World Downfall is a blistering tour de force of straight forward punk guitar over blast beat goodness. Almost as famous for the band members’ subsequent bands, Terrorizer were not only L.A.’s premiere grinders, but America’s best entry into the blast beat sweepstakes during the 1980s as well.
Terrorizer’s influence is undeniable. You can hear World Downfall’s influence in every straight forward, grimy grind band that came after them.

Crime Against Humanity
Wild Rags
After Terrorizer posthumously recorded World Downfall, frontman Oscar Garcia leaped into his new project. Rounding up members of Majesty and other local bands, Nausea crossed up proto-grind with bits of crust and a few industrial flourishes to firmly establish Garcia was not about to rest on his Terrorizer laurels. Though Crime Against Humanity is the band’s only full length to date, Garcia and Co. remain active, periodically playing along side like minded bangers such as Venomous Concept and Phobia.

Resistant Culture
Welcome to Reality
S.O.S. Records
The first album G&P set its hand to reviewing. After a not so amicable parting of the ways with Napalm Death, guitarist Jesse Pintado hooked up with this all Latino ensemble, formerly known as Resistant Militia and featuring Tony Rezhawk, who would stand in for Oscar Garcia when Pintado reunited Terrorizer just before his untimely death. While Darker Days Ahead failed to revive Terrorizer’s glory days, Welcome to Reality is a stunning bit of forward looking metal noise, mixing prime grind with native chants and rhythms to create a startling original sound. The band’s lyrical concepts and political stances on the behalf of America’s marginalized native peoples are also refreshing.
If your ancestors sold small box infected blankets to indigenous peoples, Resistant Culture would like to have a word with you.

Excruciating Terror
Divided We Fall
Other than Phobia, no other first wave grind band was nearly as crusty and punked out as Excruciating Terror. This trio blasted out bass-heavy, primal thumpings that could peel the siding off your house from a couple blocks over.
Though they only recorded a couple of albums during their brief lifespan, Excruciating Terror went out on a high note with 1997’s Divided We Fall, a pissed off diatribe about the world’s many failings spread over 21 60-second outbursts. This is a band that has never gotten the proper credit for their place in grindcore’s annals, and Divided We Fall is an excellent place to get acquainted with one of the scene’s elder statesmen.

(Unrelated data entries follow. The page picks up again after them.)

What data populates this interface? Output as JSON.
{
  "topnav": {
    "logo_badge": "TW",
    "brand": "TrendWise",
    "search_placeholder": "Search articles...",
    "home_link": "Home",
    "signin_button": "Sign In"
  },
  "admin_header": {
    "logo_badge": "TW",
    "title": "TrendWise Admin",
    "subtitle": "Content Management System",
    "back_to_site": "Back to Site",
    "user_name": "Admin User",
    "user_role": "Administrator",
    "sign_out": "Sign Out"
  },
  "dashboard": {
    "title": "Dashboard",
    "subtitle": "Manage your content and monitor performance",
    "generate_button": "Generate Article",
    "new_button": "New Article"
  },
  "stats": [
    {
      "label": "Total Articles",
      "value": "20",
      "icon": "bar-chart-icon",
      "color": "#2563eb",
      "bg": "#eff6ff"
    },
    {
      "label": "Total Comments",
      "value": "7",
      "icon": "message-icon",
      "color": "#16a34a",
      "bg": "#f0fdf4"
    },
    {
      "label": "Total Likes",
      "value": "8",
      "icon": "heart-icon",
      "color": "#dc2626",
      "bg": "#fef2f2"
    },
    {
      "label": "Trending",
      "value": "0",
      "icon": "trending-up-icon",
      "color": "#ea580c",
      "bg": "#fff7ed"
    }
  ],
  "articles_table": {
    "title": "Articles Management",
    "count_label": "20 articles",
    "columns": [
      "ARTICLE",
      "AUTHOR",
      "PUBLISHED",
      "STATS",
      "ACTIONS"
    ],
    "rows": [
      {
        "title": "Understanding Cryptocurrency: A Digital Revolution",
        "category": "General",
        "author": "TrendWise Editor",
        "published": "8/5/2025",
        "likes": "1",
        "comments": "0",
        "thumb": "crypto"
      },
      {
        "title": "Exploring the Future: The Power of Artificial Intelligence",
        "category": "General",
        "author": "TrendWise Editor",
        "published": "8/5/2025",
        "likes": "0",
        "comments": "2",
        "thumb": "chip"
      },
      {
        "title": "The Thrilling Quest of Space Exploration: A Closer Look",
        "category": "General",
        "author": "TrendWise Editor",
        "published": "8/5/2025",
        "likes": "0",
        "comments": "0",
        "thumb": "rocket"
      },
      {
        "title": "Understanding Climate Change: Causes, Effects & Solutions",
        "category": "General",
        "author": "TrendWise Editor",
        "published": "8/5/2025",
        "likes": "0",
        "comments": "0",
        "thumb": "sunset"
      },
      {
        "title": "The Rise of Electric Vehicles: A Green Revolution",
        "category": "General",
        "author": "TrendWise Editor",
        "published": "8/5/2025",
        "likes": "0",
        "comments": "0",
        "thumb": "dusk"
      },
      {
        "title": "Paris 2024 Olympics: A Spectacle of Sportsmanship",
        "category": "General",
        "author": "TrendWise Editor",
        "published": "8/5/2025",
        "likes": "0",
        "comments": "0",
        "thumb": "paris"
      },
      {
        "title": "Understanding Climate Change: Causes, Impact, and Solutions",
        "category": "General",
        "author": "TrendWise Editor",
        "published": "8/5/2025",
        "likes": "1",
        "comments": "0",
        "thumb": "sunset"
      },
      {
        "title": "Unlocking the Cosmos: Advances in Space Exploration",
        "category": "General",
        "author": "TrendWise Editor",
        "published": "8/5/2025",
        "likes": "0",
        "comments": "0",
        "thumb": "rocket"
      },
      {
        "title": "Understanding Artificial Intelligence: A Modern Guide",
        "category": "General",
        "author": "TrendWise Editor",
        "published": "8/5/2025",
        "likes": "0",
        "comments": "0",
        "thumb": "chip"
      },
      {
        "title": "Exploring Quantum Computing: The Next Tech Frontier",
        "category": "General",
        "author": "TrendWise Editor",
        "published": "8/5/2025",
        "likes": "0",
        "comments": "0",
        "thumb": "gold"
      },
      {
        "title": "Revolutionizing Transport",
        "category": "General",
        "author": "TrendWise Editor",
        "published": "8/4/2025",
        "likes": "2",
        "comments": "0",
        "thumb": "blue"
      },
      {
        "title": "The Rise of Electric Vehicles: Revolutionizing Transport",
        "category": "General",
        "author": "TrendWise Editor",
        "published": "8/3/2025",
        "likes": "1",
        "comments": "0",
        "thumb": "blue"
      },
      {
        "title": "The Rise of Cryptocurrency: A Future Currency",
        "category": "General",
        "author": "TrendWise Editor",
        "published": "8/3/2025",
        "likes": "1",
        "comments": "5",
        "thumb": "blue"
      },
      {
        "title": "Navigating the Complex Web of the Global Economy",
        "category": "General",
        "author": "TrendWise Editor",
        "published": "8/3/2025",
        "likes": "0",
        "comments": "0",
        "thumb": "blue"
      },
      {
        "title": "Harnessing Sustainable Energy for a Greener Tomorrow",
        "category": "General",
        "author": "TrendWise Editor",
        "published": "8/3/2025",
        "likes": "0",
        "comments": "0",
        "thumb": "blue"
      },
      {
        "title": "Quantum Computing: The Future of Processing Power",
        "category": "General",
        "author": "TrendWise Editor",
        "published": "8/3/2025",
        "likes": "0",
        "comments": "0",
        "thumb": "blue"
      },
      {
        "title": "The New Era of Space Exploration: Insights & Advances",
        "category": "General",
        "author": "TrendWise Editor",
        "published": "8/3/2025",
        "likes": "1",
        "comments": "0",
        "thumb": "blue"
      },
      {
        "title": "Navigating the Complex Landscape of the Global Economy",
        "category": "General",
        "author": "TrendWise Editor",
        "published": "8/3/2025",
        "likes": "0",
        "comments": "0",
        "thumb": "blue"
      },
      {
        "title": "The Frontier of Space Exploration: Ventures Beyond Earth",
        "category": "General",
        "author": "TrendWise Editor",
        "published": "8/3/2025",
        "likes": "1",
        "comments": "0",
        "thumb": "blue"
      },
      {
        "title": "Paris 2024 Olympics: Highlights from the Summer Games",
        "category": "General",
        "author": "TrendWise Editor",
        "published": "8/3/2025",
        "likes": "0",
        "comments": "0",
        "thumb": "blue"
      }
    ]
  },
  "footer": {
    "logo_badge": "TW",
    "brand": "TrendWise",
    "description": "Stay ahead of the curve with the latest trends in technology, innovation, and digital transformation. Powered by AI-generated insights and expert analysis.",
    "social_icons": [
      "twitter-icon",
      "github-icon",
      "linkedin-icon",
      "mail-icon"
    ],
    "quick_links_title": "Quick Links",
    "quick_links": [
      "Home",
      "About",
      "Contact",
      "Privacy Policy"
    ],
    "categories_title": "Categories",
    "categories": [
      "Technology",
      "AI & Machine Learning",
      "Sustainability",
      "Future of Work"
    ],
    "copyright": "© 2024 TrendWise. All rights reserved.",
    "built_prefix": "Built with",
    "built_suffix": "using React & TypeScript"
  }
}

Bloody Phoenix
War, Hate and Misery
625 Thrash
After Excruciating Terror fizzled, guitarist Jerry Flores roared right back with another largely-Latino ensemble that whips out snarling, stabbing bursts of grindcore bliss.
Picking up where his last band left off, Flores and his team are setting the bar even higher with a new batch of songs that easily rival the genre’s forerunners.
We’re all for seeing grind mutate and explore new possibilities, but it’s also nice to see someone keeping the home fires of the old school burning.